Closure temperature radiometric dating
It is more accurate for shorter time periods (e.g., hundreds of years) during which control variables are less likely to change.There are a number of implausible assumptions involved in radiometric dating with respect to long time periods.One key assumption is that the initial quantity of the parent element can be determined.With uranium-lead dating, for example, the process assumes the original proportion of uranium in the sample.This temperature varies broadly between different minerals and also differs depending on the parent and daughter atoms being considered.These temperatures are experimentally determined in the lab by artificially resetting sample minerals using a high-temperature furnace.The age that can be calculated by radiometric dating is thus the time at which the rock or mineral cooled to blocking temperature.
In physical terms, the closure temperature is the temperature at which a system has cooled so that there is no longer any significant diffusion of the parent or daughter isotopes out of the system and into the external environment.
Note: Many of our articles have direct quotes from sources you can cite, within the Wikipedia article!

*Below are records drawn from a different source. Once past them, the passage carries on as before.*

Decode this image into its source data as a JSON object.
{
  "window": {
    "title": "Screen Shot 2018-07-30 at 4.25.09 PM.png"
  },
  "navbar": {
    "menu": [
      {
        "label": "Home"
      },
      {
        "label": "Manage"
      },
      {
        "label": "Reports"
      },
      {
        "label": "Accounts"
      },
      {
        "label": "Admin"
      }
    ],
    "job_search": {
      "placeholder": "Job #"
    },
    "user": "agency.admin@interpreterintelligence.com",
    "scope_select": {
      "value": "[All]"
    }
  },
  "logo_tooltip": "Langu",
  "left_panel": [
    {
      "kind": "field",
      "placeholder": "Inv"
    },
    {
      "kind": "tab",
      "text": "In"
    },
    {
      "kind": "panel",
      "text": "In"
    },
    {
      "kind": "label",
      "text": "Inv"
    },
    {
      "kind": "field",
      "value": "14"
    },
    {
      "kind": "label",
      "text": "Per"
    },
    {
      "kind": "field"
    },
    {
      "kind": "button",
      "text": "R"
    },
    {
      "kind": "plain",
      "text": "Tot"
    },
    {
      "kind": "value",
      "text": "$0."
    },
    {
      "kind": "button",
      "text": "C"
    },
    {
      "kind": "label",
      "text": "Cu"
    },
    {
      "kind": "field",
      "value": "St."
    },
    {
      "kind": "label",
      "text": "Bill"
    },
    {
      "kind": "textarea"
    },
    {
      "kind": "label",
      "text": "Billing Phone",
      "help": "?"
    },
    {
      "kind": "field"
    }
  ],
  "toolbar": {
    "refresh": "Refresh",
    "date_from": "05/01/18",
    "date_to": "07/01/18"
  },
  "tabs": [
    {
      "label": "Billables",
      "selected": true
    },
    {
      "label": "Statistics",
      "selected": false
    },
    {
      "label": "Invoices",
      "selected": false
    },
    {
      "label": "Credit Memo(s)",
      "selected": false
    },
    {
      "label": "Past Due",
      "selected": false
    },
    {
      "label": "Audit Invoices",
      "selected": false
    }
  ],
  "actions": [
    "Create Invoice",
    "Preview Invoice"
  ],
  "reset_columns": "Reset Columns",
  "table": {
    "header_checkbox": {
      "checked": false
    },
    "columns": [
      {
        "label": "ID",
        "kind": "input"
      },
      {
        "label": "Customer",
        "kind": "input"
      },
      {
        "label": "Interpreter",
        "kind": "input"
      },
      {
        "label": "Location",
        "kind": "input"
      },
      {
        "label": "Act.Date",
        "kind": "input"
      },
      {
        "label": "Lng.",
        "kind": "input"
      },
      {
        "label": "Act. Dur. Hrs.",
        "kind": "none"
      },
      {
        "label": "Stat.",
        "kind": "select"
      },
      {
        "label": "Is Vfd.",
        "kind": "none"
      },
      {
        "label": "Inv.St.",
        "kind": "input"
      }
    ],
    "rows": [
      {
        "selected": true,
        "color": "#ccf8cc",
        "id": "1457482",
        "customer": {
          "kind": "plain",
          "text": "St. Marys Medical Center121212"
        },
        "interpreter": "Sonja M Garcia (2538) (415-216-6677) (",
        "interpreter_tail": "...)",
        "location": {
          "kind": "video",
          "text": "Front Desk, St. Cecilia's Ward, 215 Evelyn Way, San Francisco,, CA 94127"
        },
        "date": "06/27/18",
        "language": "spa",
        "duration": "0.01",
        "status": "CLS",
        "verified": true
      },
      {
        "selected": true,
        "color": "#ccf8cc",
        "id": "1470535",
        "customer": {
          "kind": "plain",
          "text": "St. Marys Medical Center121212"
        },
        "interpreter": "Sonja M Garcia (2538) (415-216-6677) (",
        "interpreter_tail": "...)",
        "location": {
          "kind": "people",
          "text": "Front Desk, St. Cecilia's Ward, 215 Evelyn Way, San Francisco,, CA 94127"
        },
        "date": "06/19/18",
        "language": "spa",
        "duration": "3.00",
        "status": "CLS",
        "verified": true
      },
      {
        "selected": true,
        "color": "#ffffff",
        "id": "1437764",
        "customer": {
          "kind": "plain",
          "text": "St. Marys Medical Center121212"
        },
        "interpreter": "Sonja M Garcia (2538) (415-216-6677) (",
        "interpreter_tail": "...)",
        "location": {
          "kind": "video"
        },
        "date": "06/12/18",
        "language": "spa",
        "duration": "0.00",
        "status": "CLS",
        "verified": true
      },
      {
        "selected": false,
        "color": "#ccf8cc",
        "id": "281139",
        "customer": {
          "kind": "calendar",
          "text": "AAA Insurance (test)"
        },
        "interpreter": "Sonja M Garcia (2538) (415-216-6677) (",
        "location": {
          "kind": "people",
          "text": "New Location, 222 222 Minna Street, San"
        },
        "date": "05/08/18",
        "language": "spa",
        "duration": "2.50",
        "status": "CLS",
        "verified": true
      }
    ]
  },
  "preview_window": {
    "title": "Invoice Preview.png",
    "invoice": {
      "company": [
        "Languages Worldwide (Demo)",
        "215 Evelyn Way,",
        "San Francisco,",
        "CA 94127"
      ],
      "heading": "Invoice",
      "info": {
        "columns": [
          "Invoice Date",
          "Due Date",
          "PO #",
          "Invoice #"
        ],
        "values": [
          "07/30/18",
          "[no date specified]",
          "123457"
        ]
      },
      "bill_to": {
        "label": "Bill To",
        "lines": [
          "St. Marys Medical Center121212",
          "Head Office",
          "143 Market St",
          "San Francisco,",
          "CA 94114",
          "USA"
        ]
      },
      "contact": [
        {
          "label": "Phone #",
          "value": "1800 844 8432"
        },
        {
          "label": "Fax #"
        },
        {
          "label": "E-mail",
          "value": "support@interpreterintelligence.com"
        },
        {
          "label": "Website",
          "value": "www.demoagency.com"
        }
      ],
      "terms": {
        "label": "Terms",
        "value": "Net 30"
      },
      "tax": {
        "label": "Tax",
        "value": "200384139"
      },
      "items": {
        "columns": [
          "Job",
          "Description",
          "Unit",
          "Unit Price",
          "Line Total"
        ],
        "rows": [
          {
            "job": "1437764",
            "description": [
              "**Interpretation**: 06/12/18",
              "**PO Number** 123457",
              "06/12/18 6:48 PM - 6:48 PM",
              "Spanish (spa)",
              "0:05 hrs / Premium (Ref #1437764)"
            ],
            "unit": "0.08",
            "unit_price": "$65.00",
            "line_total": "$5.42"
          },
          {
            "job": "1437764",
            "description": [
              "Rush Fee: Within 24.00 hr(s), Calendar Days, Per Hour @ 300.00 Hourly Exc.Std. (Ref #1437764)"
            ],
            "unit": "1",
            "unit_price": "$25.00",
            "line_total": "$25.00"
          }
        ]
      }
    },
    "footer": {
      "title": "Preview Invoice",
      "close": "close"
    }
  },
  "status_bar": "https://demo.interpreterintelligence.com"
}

In physical terms, the closure temperature at which a system has cooled so that there is no longer any exchange of parent or daughter isotopes with the external environment.
In radiometric dating, closure temperature or blocking temperature refers to the temperature of a system, such as a mineral, at the time given by its radiometric date.
At a certain temperature, the crystal structure has formed sufficiently to prevent diffusion of isotopes.
This temperature is what is known as blocking temperature and represents the temperature below which the mineral is a closed system to measurable diffusion of isotopes.